People often thinks about how much does it cost to get cats spayed but they don’t look at the postcare. If you can visualize the surgical incision, please be aware that there may be some redness or swelling over the next few days but if the incision changes dramatically in any way, intervention may be needed. There should be no drainage for females but there may be a smear of blood here or there for males. The sutures for females are dissolvable. They do not need removed. The male cats do not have any sutures. The free-roaming cats also have their ear tipped. The left ear is tipped for male cats. The right ear is tipped for female cats. The female cats also have a tattoo placed on their abdomen to identify them as spayed. The side effects of anesthesia may still be occurring when you take the trapped cat home. They may be tired, over reactive to normal sounds and lights, or even a little more aggressive than normal.
One of the most important things is to make sure, if possible, that you keep this cat in a temperature controlled environment, over 60 degrees, for the first evening after surgery. The anesthesia affects the ability of the cat to regulate their body temperature so this is especially important during cold weather times. The only time that you would release a cat as soon as possible is if it’s a lactating female but only release her when she’s fully awake and able to fend for herself. When you do release a trapped cat, take the trap to the area that it’s used to, uncover it, let it have about five minutes to visualize where it is and what’s going on and stand behind the trap, away from the door, and then go ahead and take the door off.
Usually the cat will run out. If not, you can tip the trap and facilitate the cat leaving. When you are done using that trap, please clean it. Just with hot water and dishwashing soap even if you’re going to reuse it for trapping. The scent of another cat can still be there and deter a cat from wanting to go into the trap later when you are trying to trap another cat for spay or neuter. Most every time surgery goes well and we don’t need to do any follow-up on the free-roaming cats.
Spay Incision Aftercare
A quick departure from the normal delivery of alterations expertise but it still relates to fabric creativity. This is Sylvie my six month old female kitten. She was recently spayed. Now I have lots of experience with previous female kitties who needed to be spayed. Each came home from the vet all subdued and willing to lie still for days and not lick the incision for best healing results. Not Sylvie. And while she looks all sweet and slumbery here, she is one active cat, a bullet really when she’s ready to play with her big sister cat. Don’t get me wrong – this kitten cuddles for hours on end and allows herself to be held at length, the perfect cat companion in my book, but when she’s on the move she’s a blur.

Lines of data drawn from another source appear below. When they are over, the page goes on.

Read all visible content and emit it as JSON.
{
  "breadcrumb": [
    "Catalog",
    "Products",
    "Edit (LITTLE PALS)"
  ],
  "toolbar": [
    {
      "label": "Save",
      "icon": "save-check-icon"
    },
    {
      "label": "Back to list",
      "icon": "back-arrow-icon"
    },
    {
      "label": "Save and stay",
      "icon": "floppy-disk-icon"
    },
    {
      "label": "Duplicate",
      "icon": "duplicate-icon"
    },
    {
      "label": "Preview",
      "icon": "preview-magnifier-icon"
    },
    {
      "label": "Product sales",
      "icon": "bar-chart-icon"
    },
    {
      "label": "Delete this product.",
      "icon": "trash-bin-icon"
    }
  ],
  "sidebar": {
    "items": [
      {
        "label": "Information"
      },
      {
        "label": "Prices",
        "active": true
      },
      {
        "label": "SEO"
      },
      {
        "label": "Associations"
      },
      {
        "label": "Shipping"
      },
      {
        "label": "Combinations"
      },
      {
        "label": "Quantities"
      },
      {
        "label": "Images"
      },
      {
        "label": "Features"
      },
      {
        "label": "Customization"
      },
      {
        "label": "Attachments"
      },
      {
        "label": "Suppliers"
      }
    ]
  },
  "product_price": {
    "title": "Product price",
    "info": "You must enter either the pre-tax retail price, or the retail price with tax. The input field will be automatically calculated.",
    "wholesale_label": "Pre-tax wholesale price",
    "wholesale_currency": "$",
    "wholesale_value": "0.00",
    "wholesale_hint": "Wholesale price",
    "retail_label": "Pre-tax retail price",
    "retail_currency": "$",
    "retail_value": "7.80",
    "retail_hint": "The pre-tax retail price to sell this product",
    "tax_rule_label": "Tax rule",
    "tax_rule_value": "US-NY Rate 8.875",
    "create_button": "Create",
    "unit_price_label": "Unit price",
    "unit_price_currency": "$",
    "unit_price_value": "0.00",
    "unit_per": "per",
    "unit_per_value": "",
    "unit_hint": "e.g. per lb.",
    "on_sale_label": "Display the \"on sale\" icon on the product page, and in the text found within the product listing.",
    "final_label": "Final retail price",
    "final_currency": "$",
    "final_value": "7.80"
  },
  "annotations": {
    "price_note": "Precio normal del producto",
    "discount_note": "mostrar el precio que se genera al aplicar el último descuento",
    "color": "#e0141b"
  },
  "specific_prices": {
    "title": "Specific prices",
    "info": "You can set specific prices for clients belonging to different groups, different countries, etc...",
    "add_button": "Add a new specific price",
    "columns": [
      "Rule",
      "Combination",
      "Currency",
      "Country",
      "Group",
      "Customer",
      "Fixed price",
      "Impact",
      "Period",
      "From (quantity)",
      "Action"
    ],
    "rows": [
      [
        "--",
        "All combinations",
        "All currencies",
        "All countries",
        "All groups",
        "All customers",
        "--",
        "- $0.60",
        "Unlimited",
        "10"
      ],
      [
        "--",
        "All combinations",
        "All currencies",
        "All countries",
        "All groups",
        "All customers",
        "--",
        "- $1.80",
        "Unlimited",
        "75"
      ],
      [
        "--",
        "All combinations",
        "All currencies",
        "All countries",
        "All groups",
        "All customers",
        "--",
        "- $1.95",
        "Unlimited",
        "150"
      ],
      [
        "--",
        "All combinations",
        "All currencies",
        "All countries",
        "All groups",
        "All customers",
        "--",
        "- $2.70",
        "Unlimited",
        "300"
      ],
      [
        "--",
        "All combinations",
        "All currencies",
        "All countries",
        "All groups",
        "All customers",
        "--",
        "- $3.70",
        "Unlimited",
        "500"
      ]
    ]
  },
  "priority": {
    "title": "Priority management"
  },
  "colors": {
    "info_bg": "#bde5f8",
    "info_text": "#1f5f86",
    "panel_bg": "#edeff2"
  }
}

She came home from the vet bouncing off the walls, even when I put the cone on her, pitiful and heartbreaking as that was to do, she continued to try to play running, jumping, wanting to wrestle with her sister cat, plus she really wanted to lick that incision. I decided the cone would do more harm than good, so I had to think of an alternative fast. That alternative became this girdle type of thing which is hard for you to see on her here but it covered up the incision so successfully the entire two weeks it needed to be on. We still needed to keep her activity to a minimum which was very challenging, but the little open panty put an end to what was becoming a crisis and allowed me to just pull it down a little ways, check it, and pull it right back up again. Too bad you couldn’t see me trying to wiggle her into it, that video would be viral hilarious, but I did get her into it, quickly tied it and now her incision was safe. Today’s the day that girdle comes off! Watch me whip it off her, right? So here’s what the panty girdle is. It’s just this shape with two leg holes cut out of an old t-shirt.